After U.S. Supreme Court Justice Ruth Bader Ginsburg passed away last week, the news emerged that, shortly before her death, she had told her granddaughter that she wished that her seat would only be filled after the next presidential election. Waiting would keep Trump from getting the chance to put a third justice on the court even if he gets voted out of office in November. Trump has now been insisting that he doesn’t believe that Ginsburg ever even made that statement in the first place. He’s so crude and cravenly self-serving that he won’t leave Ginsburg’s legacy alone, days after her death.
During a Monday morning appearance on Fox & Friends, he suggested that Democratic leaders like House Speaker Nancy Pelosi (D-Calif.) and House Intel Chairman Adam Schiff (D-Calif.) may have made up the statement. There is zero evidence whatsoever for this claim, but he reiterated it outside the White House on Monday afternoon. He told reporters, referring to the reported wish from Ginsburg:
‘It just sounds to me like it would be somebody else. I don’t believe — it could be [from her], it could be and it might not be. It was just too CONVENIENT.’
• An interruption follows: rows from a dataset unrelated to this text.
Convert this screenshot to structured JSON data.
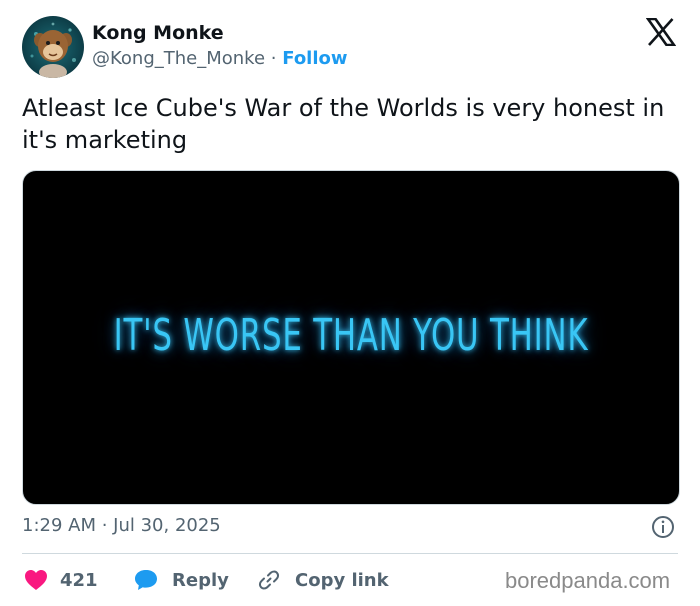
{
  "author": {
    "name": "Kong Monke",
    "handle": "@Kong_The_Monke",
    "separator": "·",
    "follow_label": "Follow",
    "avatar_icon": "monkey-plush-avatar"
  },
  "platform_icon": "x-logo-icon",
  "tweet": {
    "text": "Atleast Ice Cube's War of the Worlds is very honest in it's marketing"
  },
  "media": {
    "caption_text": "IT'S WORSE THAN YOU THINK",
    "text_color": "#39c6f5",
    "background": "#000000"
  },
  "meta": {
    "timestamp": "1:29 AM · Jul 30, 2025",
    "info_icon": "info-icon"
  },
  "actions": {
    "like_count": "421",
    "reply_label": "Reply",
    "copy_link_label": "Copy link"
  },
  "colors": {
    "accent": "#1d9bf0",
    "like": "#f91880",
    "text": "#0f1419",
    "secondary": "#536471"
  },
  "watermark": "boredpanda.com"
}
Trump is so pathologically self-obsessed that he has difficulty accepting basic reality, it seems. Watch his comments below:
"It just sounds to me like it would be somebody else" — Trump is still ludicrously insisting that RBG's final wish is somehow a forgery pic.twitter.com/CWJOq1pxT0
— Aaron Rupar (@atrupar) September 21, 2020
Trump has already indicated his support for the premise of rushing through a replacement for Ginsburg. In 2016, Senate Republicans refused to even hold a vote on then-President Barack Obama’s nominee to replace the late Justice Antonin Scalia, citing the imminent presidential election as an excuse. This time, there’s a lot less time to go until the presidential election — early voting has already started in several states! — but Senate Republicans claim that circumstances are different and seem no longer interested in waiting to hear from the American people via the upcoming presidential election results.
McConnell claims that the original principle was that Supreme Court vacancies should not be filled during presidential election years if the White House and Senate are controlled by different political parties — since Trump is a Republican, the Senate leader takes current circumstances as a go-ahead. Sens. Susan Collins (R-Maine) and Lisa Murkowski (R-Alaska) have already announced their opposition to holding a pre-election confirmation vote on a Ginsburg successor.